Today we’ll look at why and how you might want to study your own teaching, and how to choose a topic to focus on. Part 1 of a two-part series.
I am a teacher: a teacher who would like to be an even better teacher. I am also a behavioral scientist, and so I believe that science is one of our most powerful tools for gaining insight into how things work and, sometimes, how they might work even better. Yet for most of my journey as a teacher, I have failed to apply my scientific training to improving my teaching abilities.
I’m sure I am not alone: I’d bet that most of us who teach, even those of us who teach science, take an approach to teaching that is decidedly unscientific. We try techniques that are recommended by colleagues or in books, that we read on the internet, or dreamed up in the shower. And how do we know that these techniques work? Usually based on whether it felt “good” to use them. If students smiled or seemed energized, we might use them again. If students fell asleep or looked confused or disengaged, then we might not.

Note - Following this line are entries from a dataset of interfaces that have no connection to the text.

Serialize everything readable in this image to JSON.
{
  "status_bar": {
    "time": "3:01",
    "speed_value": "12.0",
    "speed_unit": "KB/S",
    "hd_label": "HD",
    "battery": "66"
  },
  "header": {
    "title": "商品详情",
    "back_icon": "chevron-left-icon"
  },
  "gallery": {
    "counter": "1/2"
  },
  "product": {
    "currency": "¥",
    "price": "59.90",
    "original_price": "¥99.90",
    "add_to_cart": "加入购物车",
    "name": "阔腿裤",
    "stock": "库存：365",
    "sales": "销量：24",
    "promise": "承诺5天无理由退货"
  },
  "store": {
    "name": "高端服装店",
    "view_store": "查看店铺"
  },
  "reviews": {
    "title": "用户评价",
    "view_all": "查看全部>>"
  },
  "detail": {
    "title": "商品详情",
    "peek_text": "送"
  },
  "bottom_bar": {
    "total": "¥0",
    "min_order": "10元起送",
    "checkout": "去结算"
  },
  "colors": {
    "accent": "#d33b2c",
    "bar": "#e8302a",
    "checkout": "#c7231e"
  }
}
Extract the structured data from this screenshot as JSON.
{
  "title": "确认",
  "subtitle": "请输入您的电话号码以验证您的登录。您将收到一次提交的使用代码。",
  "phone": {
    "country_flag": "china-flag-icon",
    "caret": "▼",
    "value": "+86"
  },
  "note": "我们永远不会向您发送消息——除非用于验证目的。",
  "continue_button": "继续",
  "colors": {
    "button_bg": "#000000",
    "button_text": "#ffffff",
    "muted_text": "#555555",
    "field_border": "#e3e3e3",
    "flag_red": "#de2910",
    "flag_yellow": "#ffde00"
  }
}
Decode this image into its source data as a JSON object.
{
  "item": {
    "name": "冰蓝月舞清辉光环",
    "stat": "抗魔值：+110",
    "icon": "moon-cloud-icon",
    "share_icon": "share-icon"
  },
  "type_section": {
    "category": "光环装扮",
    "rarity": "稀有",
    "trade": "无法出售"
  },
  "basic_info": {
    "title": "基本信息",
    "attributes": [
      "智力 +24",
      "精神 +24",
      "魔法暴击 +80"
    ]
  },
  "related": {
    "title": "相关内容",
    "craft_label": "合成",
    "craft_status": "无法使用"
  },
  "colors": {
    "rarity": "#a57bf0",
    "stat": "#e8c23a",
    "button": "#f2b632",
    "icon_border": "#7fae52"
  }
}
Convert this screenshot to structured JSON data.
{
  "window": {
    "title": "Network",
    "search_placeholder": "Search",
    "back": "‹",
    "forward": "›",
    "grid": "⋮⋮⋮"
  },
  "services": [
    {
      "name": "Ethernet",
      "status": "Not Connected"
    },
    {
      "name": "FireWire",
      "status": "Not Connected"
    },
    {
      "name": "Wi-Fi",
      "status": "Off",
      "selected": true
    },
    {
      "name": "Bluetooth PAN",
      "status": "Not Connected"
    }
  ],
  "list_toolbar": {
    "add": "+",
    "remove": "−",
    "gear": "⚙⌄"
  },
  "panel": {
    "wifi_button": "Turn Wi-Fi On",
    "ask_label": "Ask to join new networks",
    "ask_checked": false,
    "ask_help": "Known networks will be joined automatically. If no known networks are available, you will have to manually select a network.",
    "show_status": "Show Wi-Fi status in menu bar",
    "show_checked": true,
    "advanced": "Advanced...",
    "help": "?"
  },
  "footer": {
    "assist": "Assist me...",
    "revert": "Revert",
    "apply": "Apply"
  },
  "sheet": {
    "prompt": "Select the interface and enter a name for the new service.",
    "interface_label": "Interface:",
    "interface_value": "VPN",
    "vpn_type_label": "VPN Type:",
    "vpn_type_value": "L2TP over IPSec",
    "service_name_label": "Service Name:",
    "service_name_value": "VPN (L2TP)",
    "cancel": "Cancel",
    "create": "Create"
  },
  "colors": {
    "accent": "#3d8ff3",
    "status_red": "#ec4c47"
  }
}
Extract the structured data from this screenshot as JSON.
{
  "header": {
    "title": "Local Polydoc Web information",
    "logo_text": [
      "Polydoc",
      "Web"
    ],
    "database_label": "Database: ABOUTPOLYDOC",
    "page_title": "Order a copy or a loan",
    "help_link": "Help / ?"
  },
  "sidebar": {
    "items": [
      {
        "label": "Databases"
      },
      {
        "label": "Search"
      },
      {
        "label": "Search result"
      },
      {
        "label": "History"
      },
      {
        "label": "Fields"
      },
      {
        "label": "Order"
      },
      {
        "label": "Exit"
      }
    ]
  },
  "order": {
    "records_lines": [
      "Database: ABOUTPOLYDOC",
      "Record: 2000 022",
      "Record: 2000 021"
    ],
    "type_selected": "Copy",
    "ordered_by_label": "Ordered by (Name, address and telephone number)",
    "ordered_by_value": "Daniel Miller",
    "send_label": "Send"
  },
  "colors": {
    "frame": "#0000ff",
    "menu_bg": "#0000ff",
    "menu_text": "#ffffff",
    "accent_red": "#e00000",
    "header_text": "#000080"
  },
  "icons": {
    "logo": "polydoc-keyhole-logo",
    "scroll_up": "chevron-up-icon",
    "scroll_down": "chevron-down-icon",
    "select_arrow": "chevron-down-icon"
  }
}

These aren’t necessarily bad methods for assessing new techniques, but the tools of science offer a more systematic and reliable way of knowing whether our teaching practices work. The Scholarship of Teaching and Learning, often abbreviated SoTL, is essentially the science of classroom practices. Any part of classroom practices and student behavior can be a question for SoTL research. Why don’t students attend class? What is the best way to use powerpoint to boost learning? Does rapport with the professor matter? Do clickers actually help my students learn? Will putting my lectures online help or hurt my students’ performance?
We can look to research to help us teach better. Most disciplines have specialized journals that publish research on teaching and learning in that field, and there are books that summarize research on teaching and learning practices. But for SoTL to grow and be more useful, we need teachers to not only pay attention to and consume such research, we need them to be active producers of it.
Contributing to SoTL need not be difficult. Psychologist Janie Wilson offered some practical advice for how to do this at a recent talk at the Fourth Annual Stanford Psychology One Conference. This is a teaching conference dedicated to the teaching of introductory psychology and sponsored by Stanford’s Psychology One Program, Psychology Department, and the Office of the Vice Provost for Teaching and Learning. Janie Wilson is a professor at Georgia Southern University and a long-time SoTL researcher, having written articles and edited many books on the topic. She is also the president-elect of the Society for the Teaching of Psychology.
Wilson’s full presentation is available to view at Stanford Talks: https://talks.stanford.edu/psychology/psych-one-annual-conference/, and her advice for how to get started doing SoTL is summarized in the sections that follow here and in my next post
Where does one even begin to do research in SoTL? There are many ways to get started.
Turn a frustration into an opportunity: What is the last thing you or a colleague complained about regarding teaching? A recent or ongoing frustration might be precisely the issue to read up on and tackle in designing your own research project.
Retest a published method: Take a technique that was shown to work in a published study and test it out in your own course. Often, the effectiveness of teaching methods can depend dramatically on context, so attempting to replicate others’ findings can provide valuable information.
Test out that “great” new idea: Do you have an idea for a technique you think would improve your classroom? Test whether it actually works.
Next up: we’ll look at ways to study your teaching and the ethical considerations of your research.
Bridgette Hard, Ph.D. is a cognitive psychologist and the Coordinator of the Psychology One Program at Stanford.
Garung, R.A.R. & Wilson, J.H. (2014). Doing the scholarship of teaching and learning: Measuring systematic changes to teaching and improvements in learning. New Directions in Teaching and Learning, No. 136. San Francisco: Jossey-Bass.
A three-part series by expert Mary Huber on SoTL and its life at Stanford.
A survey of methods to assess learning when students are doing science outdoors.
Coverage of a 2014 Stanford forum on teaching and learning as complex systems.